Saved entries
%%
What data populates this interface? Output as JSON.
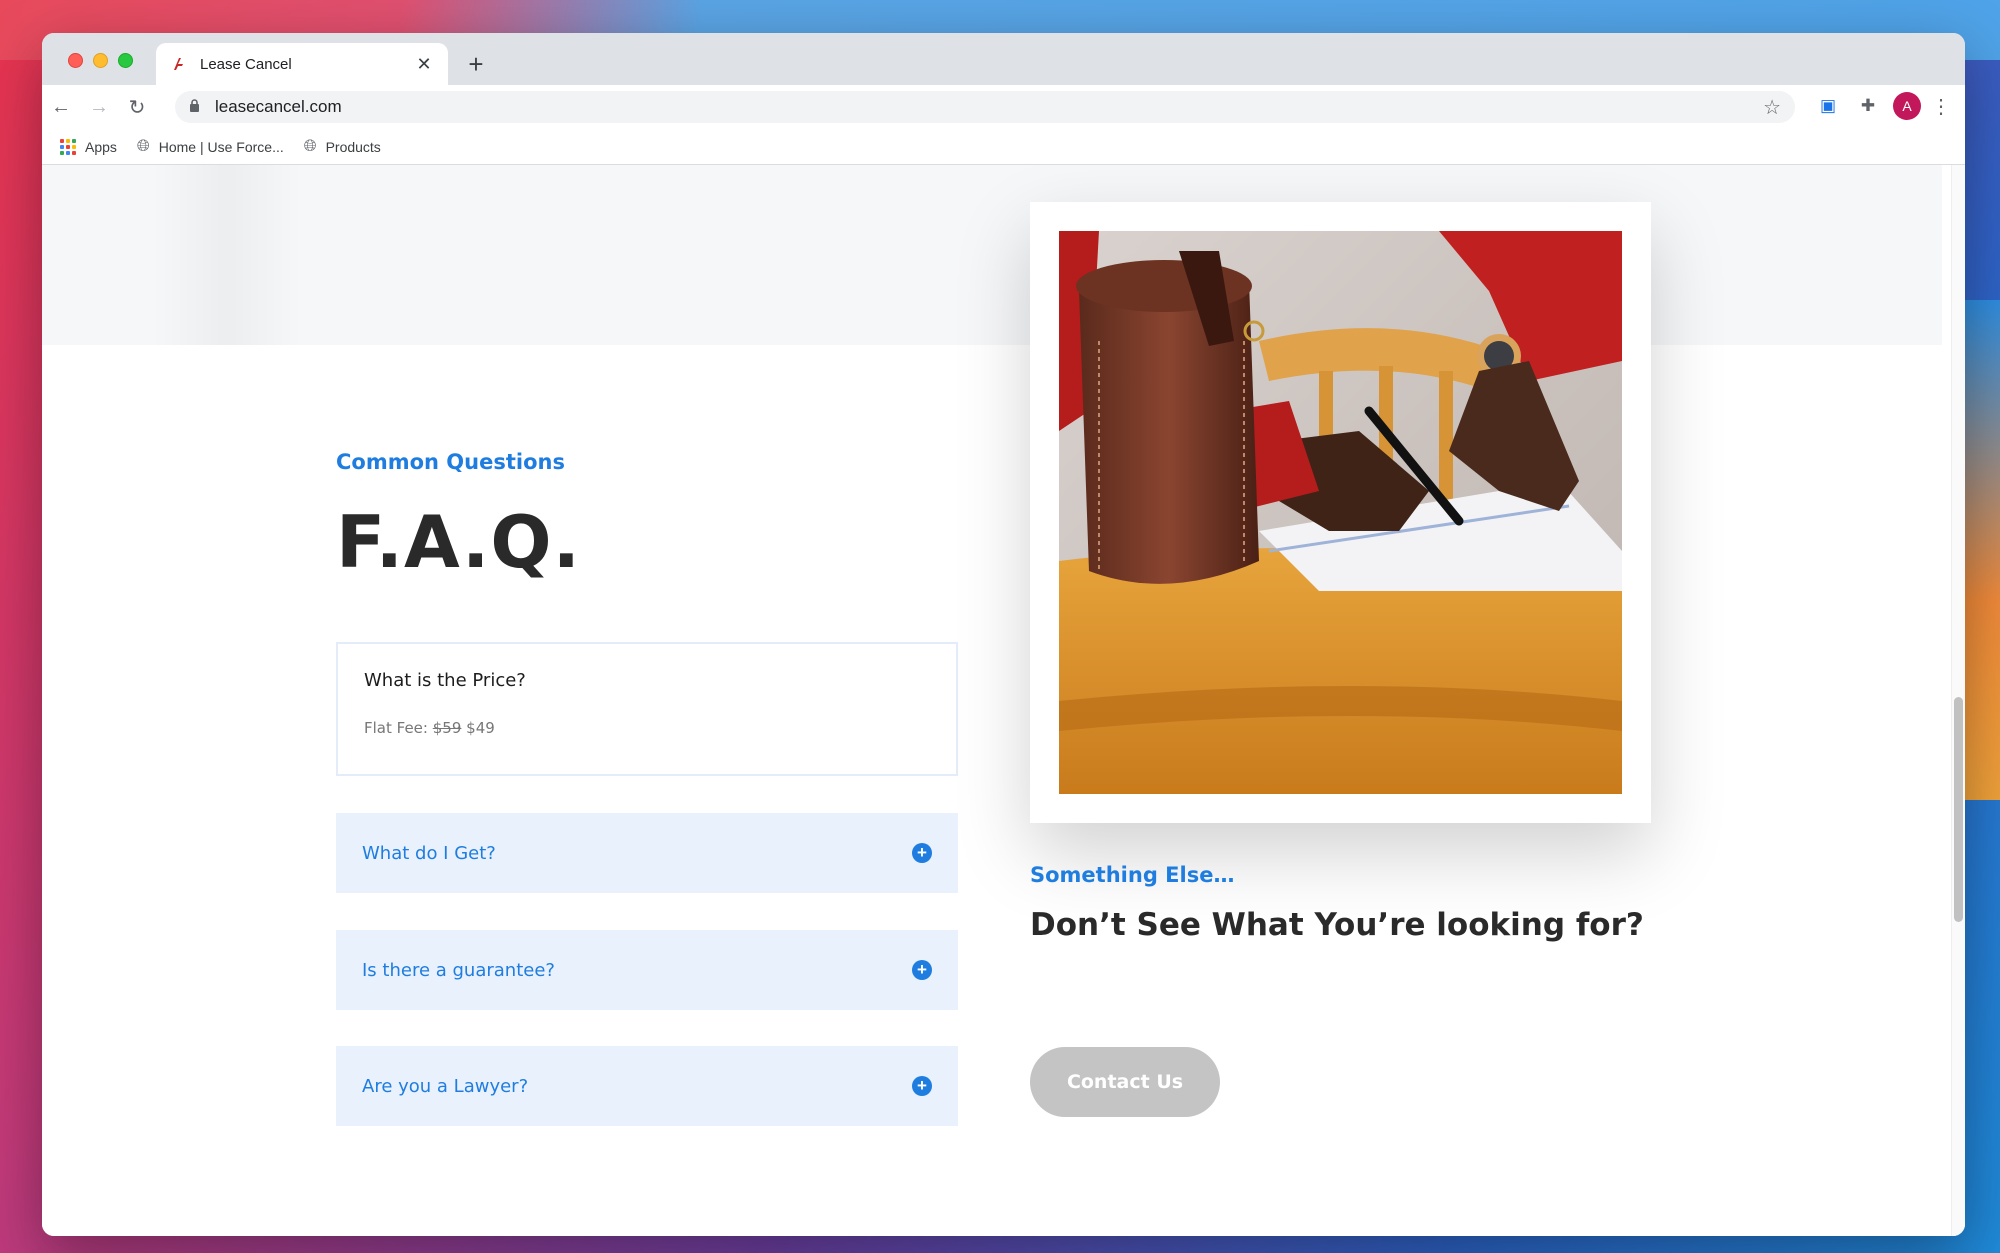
{
  "browser": {
    "tab_title": "Lease Cancel",
    "new_tab_label": "+",
    "url": "leasecancel.com",
    "avatar_initial": "A",
    "bookmarks": [
      {
        "label": "Apps"
      },
      {
        "label": "Home | Use Force..."
      },
      {
        "label": "Products"
      }
    ]
  },
  "faq": {
    "eyebrow": "Common Questions",
    "title": "F.A.Q.",
    "open_item": {
      "question": "What is the Price?",
      "answer_prefix": "Flat Fee:",
      "old_price": "$59",
      "new_price": "$49"
    },
    "items": [
      {
        "question": "What do I Get?"
      },
      {
        "question": "Is there a guarantee?"
      },
      {
        "question": "Are you a Lawyer?"
      }
    ]
  },
  "cta": {
    "eyebrow": "Something Else…",
    "title": "Don’t See What You’re looking for?",
    "button_label": "Contact Us"
  },
  "colors": {
    "accent": "#1f7de0",
    "faq_item_bg": "#e8f1fc",
    "button_bg": "#c4c4c4"
  }
}
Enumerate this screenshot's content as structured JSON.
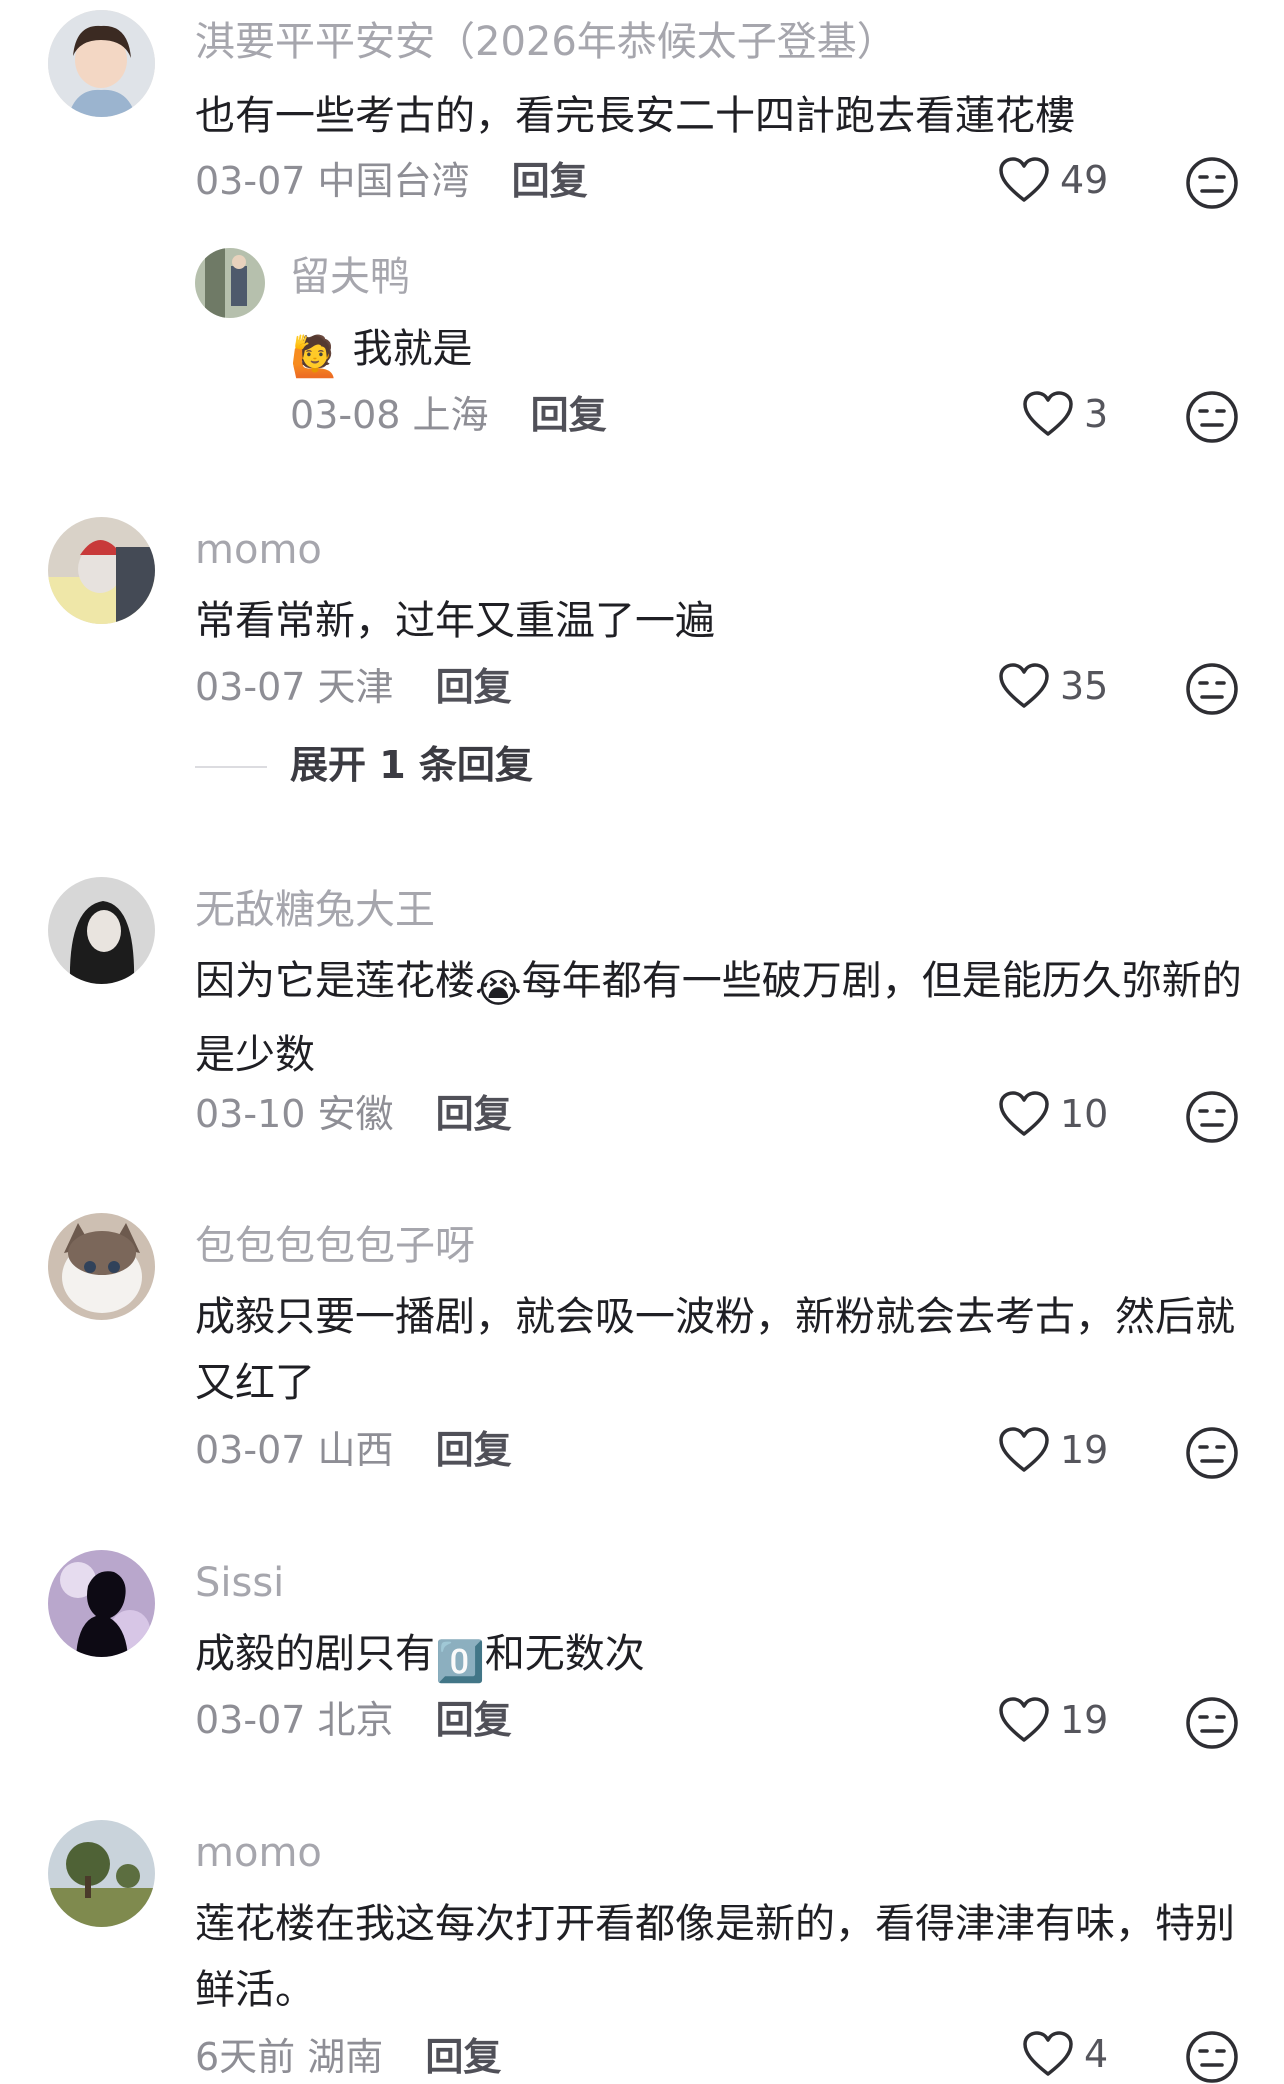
{
  "comments": [
    {
      "username": "淇要平平安安（2026年恭候太子登基）",
      "text": "也有一些考古的，看完長安二十四計跑去看蓮花樓",
      "date": "03-07",
      "location": "中国台湾",
      "reply_label": "回复",
      "likes": "49",
      "reply": {
        "username": "留夫鸭",
        "emoji": "🙋",
        "text": "我就是",
        "date": "03-08",
        "location": "上海",
        "reply_label": "回复",
        "likes": "3"
      }
    },
    {
      "username": "momo",
      "text": "常看常新，过年又重温了一遍",
      "date": "03-07",
      "location": "天津",
      "reply_label": "回复",
      "likes": "35",
      "expand_label": "展开 1 条回复"
    },
    {
      "username": "无敌糖兔大王",
      "text_before": "因为它是莲花楼",
      "emoji": "😭",
      "text_after": "每年都有一些破万剧，但是能历久弥新的是少数",
      "date": "03-10",
      "location": "安徽",
      "reply_label": "回复",
      "likes": "10"
    },
    {
      "username": "包包包包包子呀",
      "text": "成毅只要一播剧，就会吸一波粉，新粉就会去考古，然后就又红了",
      "date": "03-07",
      "location": "山西",
      "reply_label": "回复",
      "likes": "19"
    },
    {
      "username": "Sissi",
      "text_before": "成毅的剧只有",
      "emoji": "0️⃣",
      "text_after": "和无数次",
      "date": "03-07",
      "location": "北京",
      "reply_label": "回复",
      "likes": "19"
    },
    {
      "username": "momo",
      "text": "莲花楼在我这每次打开看都像是新的，看得津津有味，特别鲜活。",
      "date": "6天前",
      "location": "湖南",
      "reply_label": "回复",
      "likes": "4"
    }
  ],
  "icons": {
    "like": "heart-outline-icon",
    "dislike": "meh-face-icon"
  },
  "colors": {
    "username": "#a6a6ad",
    "text": "#1f1f24",
    "meta": "#8e8e95"
  }
}
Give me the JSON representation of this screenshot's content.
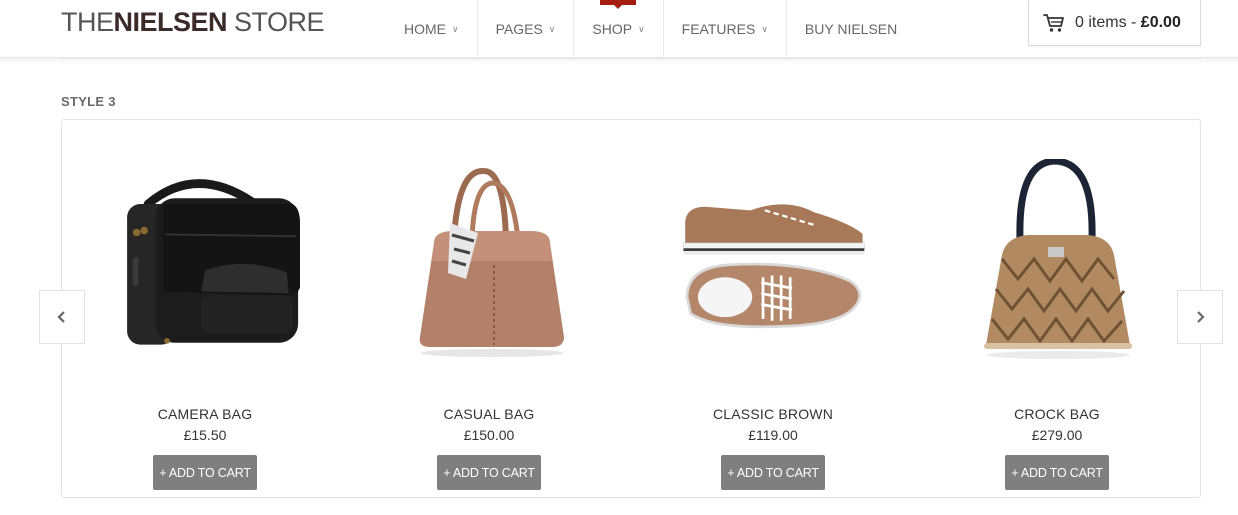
{
  "header": {
    "logo": {
      "word1": "THE",
      "word2": "NIELSEN",
      "word3": "STORE"
    },
    "nav": [
      {
        "label": "HOME",
        "has_dropdown": true
      },
      {
        "label": "PAGES",
        "has_dropdown": true
      },
      {
        "label": "SHOP",
        "has_dropdown": true,
        "active": true
      },
      {
        "label": "FEATURES",
        "has_dropdown": true
      },
      {
        "label": "BUY NIELSEN",
        "has_dropdown": false
      }
    ],
    "cart": {
      "icon": "cart-icon",
      "items_text": "0 items -",
      "total": "£0.00"
    }
  },
  "section": {
    "title": "STYLE 3",
    "prev_icon": "chevron-left-icon",
    "next_icon": "chevron-right-icon",
    "products": [
      {
        "name": "CAMERA BAG",
        "price": "£15.50",
        "button": "+ ADD TO CART"
      },
      {
        "name": "CASUAL BAG",
        "price": "£150.00",
        "button": "+ ADD TO CART"
      },
      {
        "name": "CLASSIC BROWN",
        "price": "£119.00",
        "button": "+ ADD TO CART"
      },
      {
        "name": "CROCK BAG",
        "price": "£279.00",
        "button": "+ ADD TO CART"
      }
    ]
  },
  "colors": {
    "accent": "#a51d10",
    "button_bg": "#7f7f7f",
    "border": "#e3e3e3"
  }
}
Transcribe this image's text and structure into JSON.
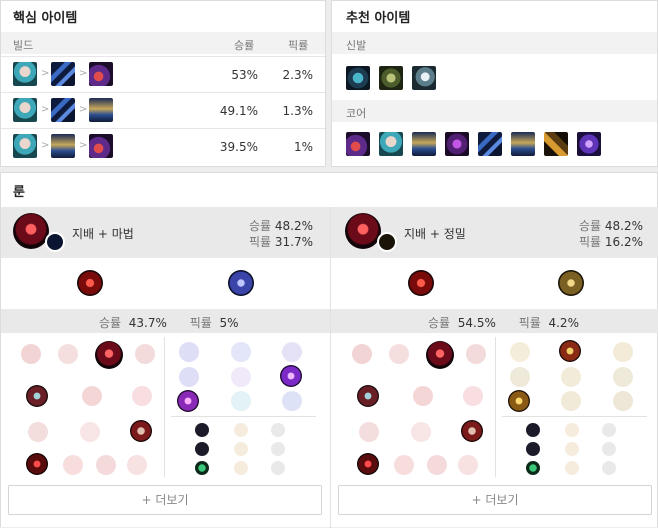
{
  "core_items": {
    "title": "핵심 아이템",
    "col_build": "빌드",
    "col_winrate": "승률",
    "col_pickrate": "픽률",
    "rows": [
      {
        "win": "53%",
        "pick": "2.3%"
      },
      {
        "win": "49.1%",
        "pick": "1.3%"
      },
      {
        "win": "39.5%",
        "pick": "1%"
      }
    ]
  },
  "recommended_items": {
    "title": "추천 아이템",
    "boots_label": "신발",
    "core_label": "코어"
  },
  "runes": {
    "title": "룬",
    "pages": [
      {
        "name": "지배 + 마법",
        "win_label": "승률",
        "win": "48.2%",
        "pick_label": "픽률",
        "pick": "31.7%",
        "sub_win_label": "승률",
        "sub_win": "43.7%",
        "sub_pick_label": "픽률",
        "sub_pick": "5%"
      },
      {
        "name": "지배 + 정밀",
        "win_label": "승률",
        "win": "48.2%",
        "pick_label": "픽률",
        "pick": "16.2%",
        "sub_win_label": "승률",
        "sub_win": "54.5%",
        "sub_pick_label": "픽률",
        "sub_pick": "4.2%"
      }
    ],
    "more_label": "+ 더보기"
  },
  "colors": {
    "accent": "#c22b2b",
    "sorcery": "#6f6bd8",
    "precision": "#c9a64e"
  }
}
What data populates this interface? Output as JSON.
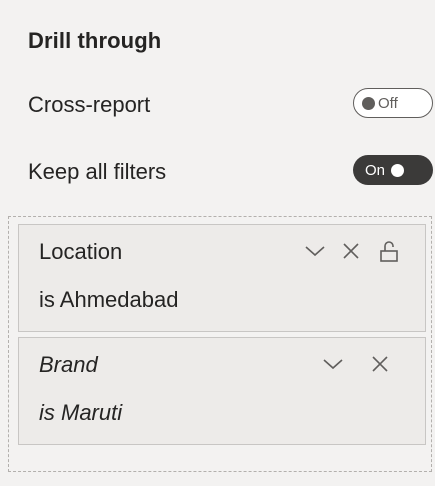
{
  "drill_through": {
    "title": "Drill through",
    "cross_report": {
      "label": "Cross-report",
      "toggle_text": "Off",
      "state": "off"
    },
    "keep_all_filters": {
      "label": "Keep all filters",
      "toggle_text": "On",
      "state": "on"
    },
    "filters": [
      {
        "field": "Location",
        "value": "is Ahmedabad",
        "icons": [
          "chevron-down-icon",
          "close-icon",
          "unlock-icon"
        ]
      },
      {
        "field": "Brand",
        "value": "is Maruti",
        "icons": [
          "chevron-down-icon",
          "close-icon"
        ]
      }
    ]
  },
  "colors": {
    "background": "#f3f2f1",
    "card_background": "#edebe9",
    "card_border": "#c8c6c4",
    "toggle_on_bg": "#3b3a39",
    "icon": "#605e5c",
    "text": "#252423"
  }
}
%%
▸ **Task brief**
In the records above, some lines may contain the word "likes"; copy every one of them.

▸ **Task solution**
      "likes": "49",
        "likes": "3"
      "likes": "35",
      "likes": "10"
      "likes": "19"
      "likes": "19"
      "likes": "4"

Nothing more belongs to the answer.